But he failed to appear at Birmingham Crown Court for sentencing on January 5 and is believed to have fled the UK.

A spokesman for West Midlands Police said he is on their wanted list, but is no longer being actively pursued.

At the moment, Kenney only faces the violent disorder sentence, but failing to appear before the court can be a separate offence.

In July 2013 members of the far-right organisation clashed with 300 anti-fascist counter-demonstrators and police in Birmingham city centre.

Missiles were thrown, including bottles and rocks, with an estimated £6,000 of damage caused to a hotel.

Essex Chronicle

Two final men have been jailed for violent disorder after they took part in an English Defence League protest in Birmingham.

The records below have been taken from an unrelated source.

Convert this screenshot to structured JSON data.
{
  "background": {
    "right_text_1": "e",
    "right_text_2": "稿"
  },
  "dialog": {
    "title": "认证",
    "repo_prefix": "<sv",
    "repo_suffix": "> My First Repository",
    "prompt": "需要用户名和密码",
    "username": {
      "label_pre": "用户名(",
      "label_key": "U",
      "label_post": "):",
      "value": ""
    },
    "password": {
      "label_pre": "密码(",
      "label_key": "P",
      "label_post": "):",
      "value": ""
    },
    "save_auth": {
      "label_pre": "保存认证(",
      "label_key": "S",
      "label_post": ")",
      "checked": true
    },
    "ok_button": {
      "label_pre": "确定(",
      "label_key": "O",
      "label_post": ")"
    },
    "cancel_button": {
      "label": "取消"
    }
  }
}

Michael Wilson, aged 20, was sentenced to a 12 month jail term, while 42-year-old Dean Kenny, was sentenced to 18 months in his absence after failing to attend court. A warrant has been issued for his arrest.

The two sentences bring the total jail term imposed for those who took part in the disorder in 2013 to more than 78 years for the violent disorder, after 50 other men appeared before Birmingham Crown Court in December and earlier this month.

Around 2,000 protesters gathered in Birmingham city centre on July 20, 2013, where ugly scenes were witnessed by police and visitors to the city.

Operations were conducted across the Midlands and further afield to arrest those believed to be involved, with appeals to trace suspects on social media and BBC’s Crimewatch early last year.

The sentencing began on December, 11, 2014 with January 30 seeing the final two sentences being passed bringing the total of defendants to 52.

Superintendent Richard Baker, from Birmingham police, said: “Violence has no place on the streets of Birmingham, regardless of motivation or whatever cause people are supporting.

Express & Star